Naomi Klein’s message is that it is down to communities to tackle this now. Governments have failed us, eccentric billionaire philanthropists have not delivered their promised solutions, and the fossil fuel industry shows no signs of slowing down. Cultural shifts throughout the ages have been driven by the determination of grass-roots movements – as Klein says, abolitionists, feminists, and civil rights activists kick-started the revolutions which have changed the shape of our societies. That is what is needed now, and I intend to participate in any way I can. Not just because the statistics are frightening, but because, as Klein says so beautifully, the possible upside of the climate change nightmare is that it may just prompt society to adjust some of the enormous inequalities which have fuelled the problem for the past three hundred years.

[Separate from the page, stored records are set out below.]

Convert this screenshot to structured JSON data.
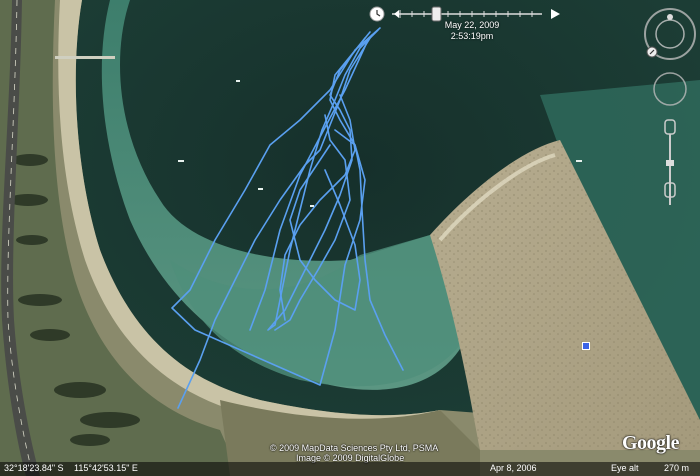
{
  "time_slider": {
    "date": "May 22, 2009",
    "time": "2:53:19pm"
  },
  "copyright": {
    "line1": "© 2009 MapData Sciences Pty Ltd, PSMA",
    "line2": "Image © 2009 DigitalGlobe"
  },
  "logo": "Google",
  "status_bar": {
    "latitude": "32°18'23.84\" S",
    "longitude": "115°42'53.15\" E",
    "imagery_date": "Apr 8, 2006",
    "eye_alt_label": "Eye alt",
    "eye_alt_value": "270 m"
  },
  "track": {
    "color": "#5aa0f0"
  },
  "icons": [
    "time-slider-clock-icon",
    "play-icon",
    "look-joystick-icon",
    "move-joystick-icon",
    "zoom-slider-icon",
    "placemark-icon"
  ]
}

I started reading “Walking the Woods and the Water” earlier today – Nick Hunt’s modern day recreation of Patrick Leigh Fermor’s extraordinary journey across Europe. On p.13, Hunt writes, “The glimpse I had of Rotterdam was almost as brief as Paddy’s own – he walked on at once, pausing only for eggs and schnapps – but the continuity between our two cities was absolutely severed. The Rotterdam of the Middle Ages has been blasted into the realms of fairytales, and the new reality of McDonald’s and Lush, Starbucks and Vodafone had rushed to fill the vacuum. The destruction seemed less an act of war than apocalyptic town planning, a Europe-wide sweep of medieval clutter to clear the way for the consumer age.” Whether or not you feel an instinctive political interest in climate change and the culture which is apparently feeding it, that kind of language must cut to the quick of anyone who has luxuriated in the descriptions of PLF; Laurie Lee; Stella Gibbons; Gerald Durrell….So much of our literary history is bound up in the charms of the natural world. How can we fail to protect that inheritance now?